Data records for software interfaces:

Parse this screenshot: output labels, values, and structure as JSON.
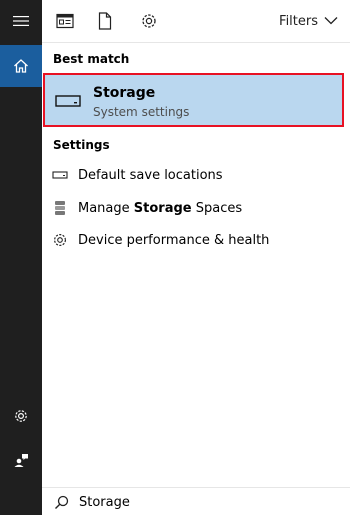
{
  "rail": {
    "items": [
      {
        "name": "menu-icon"
      },
      {
        "name": "home-icon"
      },
      {
        "name": "settings-icon"
      },
      {
        "name": "feedback-icon"
      }
    ]
  },
  "toolbar": {
    "icons": [
      "document-list-icon",
      "document-icon",
      "settings-icon"
    ],
    "filters_label": "Filters"
  },
  "best_match": {
    "section_label": "Best match",
    "title": "Storage",
    "subtitle": "System settings",
    "icon": "storage-drive-icon"
  },
  "settings": {
    "section_label": "Settings",
    "items": [
      {
        "label": "Default save locations",
        "icon": "drive-icon"
      },
      {
        "label_pre": "Manage ",
        "label_bold": "Storage",
        "label_post": " Spaces",
        "icon": "storage-spaces-icon"
      },
      {
        "label": "Device performance & health",
        "icon": "gear-icon"
      }
    ]
  },
  "search": {
    "value": "Storage",
    "icon": "search-icon"
  },
  "colors": {
    "rail_bg": "#1f1f1f",
    "rail_active": "#1b5e9e",
    "selection_bg": "#bad7ef",
    "selection_border": "#e81123"
  }
}
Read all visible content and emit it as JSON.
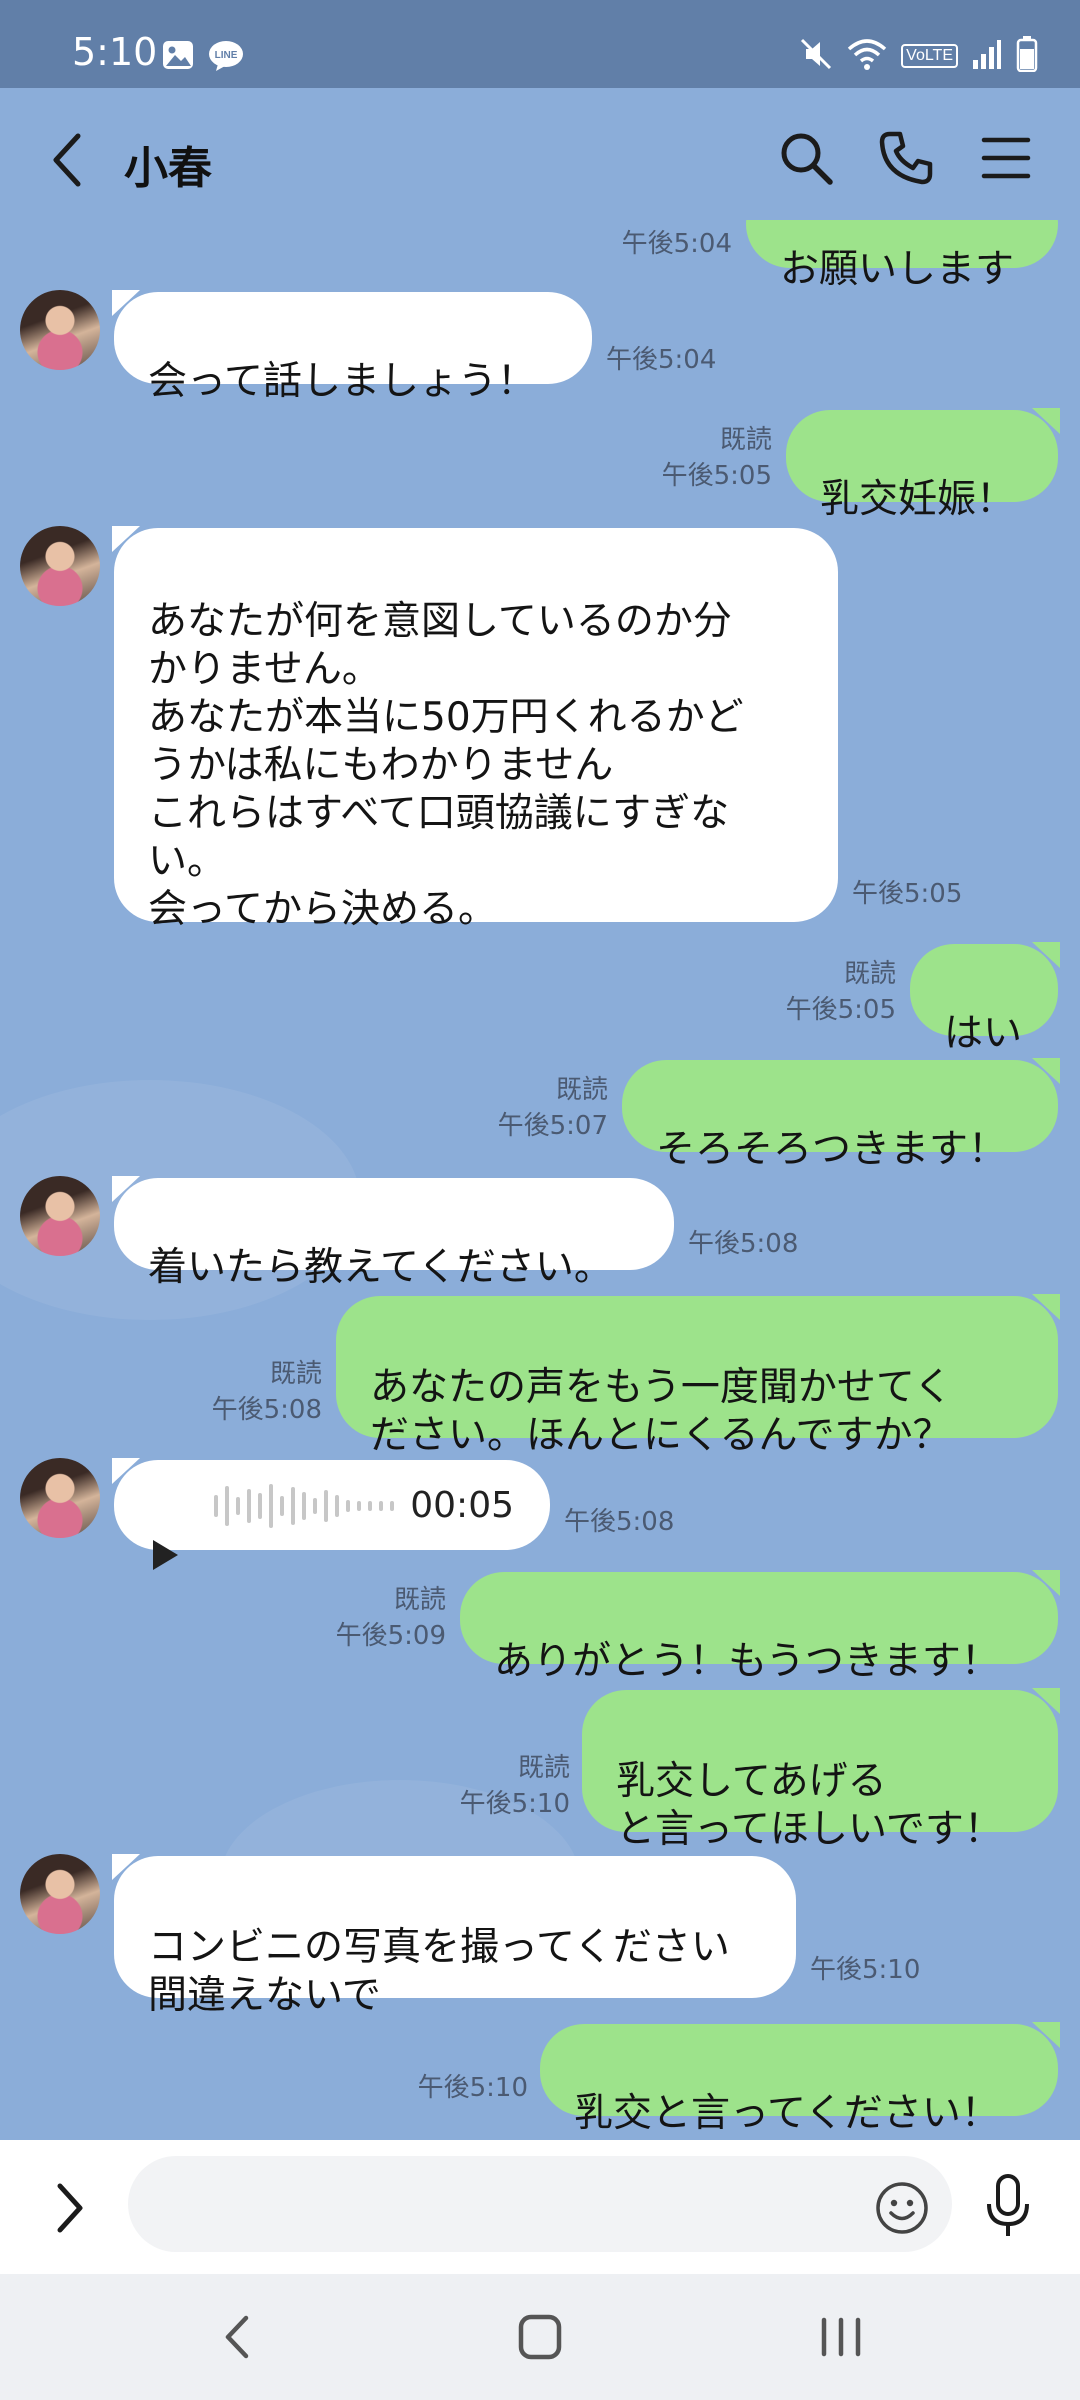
{
  "status_bar": {
    "time": "5:10",
    "left_icons": [
      "image-icon",
      "line-app-icon"
    ],
    "right_icons": [
      "mute-icon",
      "wifi-icon",
      "volte-icon",
      "signal-icon",
      "battery-icon"
    ],
    "volte_label": "VoLTE"
  },
  "header": {
    "title": "小春",
    "icons": [
      "back-icon",
      "search-icon",
      "phone-icon",
      "menu-icon"
    ]
  },
  "messages": [
    {
      "side": "out",
      "text": "お願いします",
      "time": "午後5:04",
      "read": ""
    },
    {
      "side": "in",
      "text": "会って話しましょう！",
      "time": "午後5:04"
    },
    {
      "side": "out",
      "text": "乳交妊娠！",
      "time": "午後5:05",
      "read": "既読"
    },
    {
      "side": "in",
      "text": "あなたが何を意図しているのか分\nかりません。\nあなたが本当に50万円くれるかど\nうかは私にもわかりません\nこれらはすべて口頭協議にすぎな\nい。\n会ってから決める。",
      "time": "午後5:05"
    },
    {
      "side": "out",
      "text": "はい",
      "time": "午後5:05",
      "read": "既読"
    },
    {
      "side": "out",
      "text": "そろそろつきます！",
      "time": "午後5:07",
      "read": "既読"
    },
    {
      "side": "in",
      "text": "着いたら教えてください。",
      "time": "午後5:08"
    },
    {
      "side": "out",
      "text": "あなたの声をもう一度聞かせてく\nださい。ほんとにくるんですか？",
      "time": "午後5:08",
      "read": "既読"
    },
    {
      "side": "in",
      "type": "voice",
      "duration": "00:05",
      "time": "午後5:08"
    },
    {
      "side": "out",
      "text": "ありがとう！もうつきます！",
      "time": "午後5:09",
      "read": "既読"
    },
    {
      "side": "out",
      "text": "乳交してあげる\nと言ってほしいです！",
      "time": "午後5:10",
      "read": "既読"
    },
    {
      "side": "in",
      "text": "コンビニの写真を撮ってください\n間違えないで",
      "time": "午後5:10"
    },
    {
      "side": "out",
      "text": "乳交と言ってください！",
      "time": "午後5:10",
      "read": ""
    }
  ],
  "input_bar": {
    "placeholder": "",
    "icons": [
      "chevron-right-icon",
      "emoji-icon",
      "mic-icon"
    ]
  },
  "nav_bar": {
    "icons": [
      "nav-back-icon",
      "nav-home-icon",
      "nav-recents-icon"
    ]
  },
  "colors": {
    "chat_bg": "#8badd9",
    "status_bg": "#617fa8",
    "bubble_out": "#9de38b",
    "bubble_in": "#ffffff"
  }
}
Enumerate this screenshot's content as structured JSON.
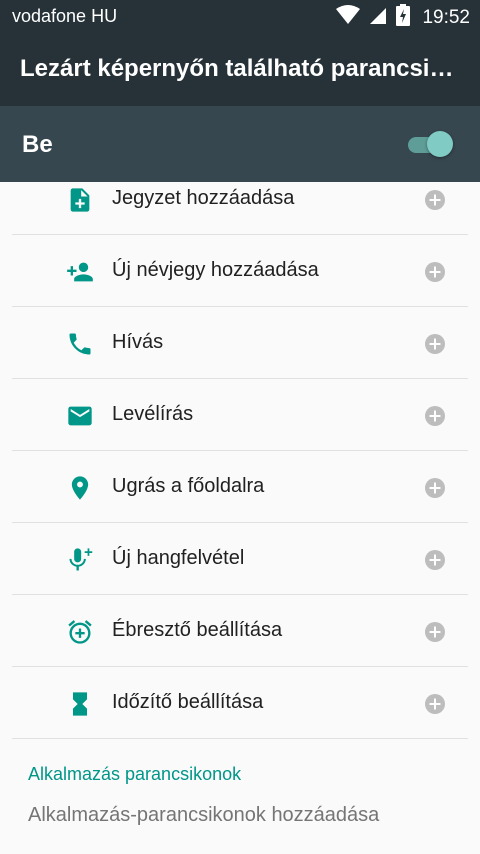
{
  "status_bar": {
    "carrier": "vodafone HU",
    "time": "19:52"
  },
  "app_bar": {
    "title": "Lezárt képernyőn található parancsikonok"
  },
  "master_switch": {
    "label": "Be",
    "state": "on"
  },
  "shortcuts": [
    {
      "label": "Jegyzet hozzáadása",
      "icon": "note-add-icon"
    },
    {
      "label": "Új névjegy hozzáadása",
      "icon": "person-add-icon"
    },
    {
      "label": "Hívás",
      "icon": "phone-icon"
    },
    {
      "label": "Levélírás",
      "icon": "email-icon"
    },
    {
      "label": "Ugrás a főoldalra",
      "icon": "place-icon"
    },
    {
      "label": "Új hangfelvétel",
      "icon": "mic-add-icon"
    },
    {
      "label": "Ébresztő beállítása",
      "icon": "alarm-add-icon"
    },
    {
      "label": "Időzítő beállítása",
      "icon": "hourglass-icon"
    }
  ],
  "app_shortcuts": {
    "header": "Alkalmazás parancsikonok",
    "add_label": "Alkalmazás-parancsikonok hozzáadása"
  },
  "colors": {
    "accent": "#009688",
    "toolbar": "#263238",
    "switchbar": "#37474f",
    "add_icon": "#bdbdbd"
  }
}
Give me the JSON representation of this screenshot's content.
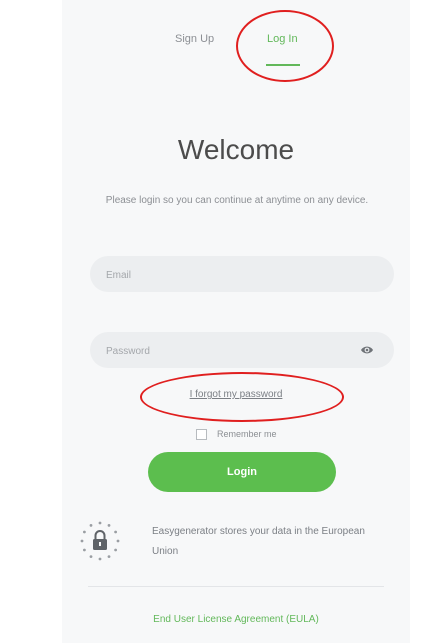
{
  "tabs": {
    "signup": "Sign Up",
    "login": "Log In"
  },
  "welcome": {
    "title": "Welcome",
    "subtitle": "Please login so you can continue at anytime on any device."
  },
  "form": {
    "email_placeholder": "Email",
    "password_placeholder": "Password",
    "forgot_link": "I forgot my password",
    "remember_label": "Remember me",
    "login_button": "Login"
  },
  "footer": {
    "data_notice": "Easygenerator stores your data in the European Union",
    "eula_link": "End User License Agreement (EULA)"
  },
  "icons": {
    "password_toggle": "eye-icon",
    "data_location": "eu-lock-icon"
  },
  "colors": {
    "accent": "#62b85a",
    "button": "#5cbe4e",
    "annotation": "#e01f1f"
  }
}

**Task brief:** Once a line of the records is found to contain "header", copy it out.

**Solved exercise:**
  "header": {
    "header": "Alkalmazás parancsikonok",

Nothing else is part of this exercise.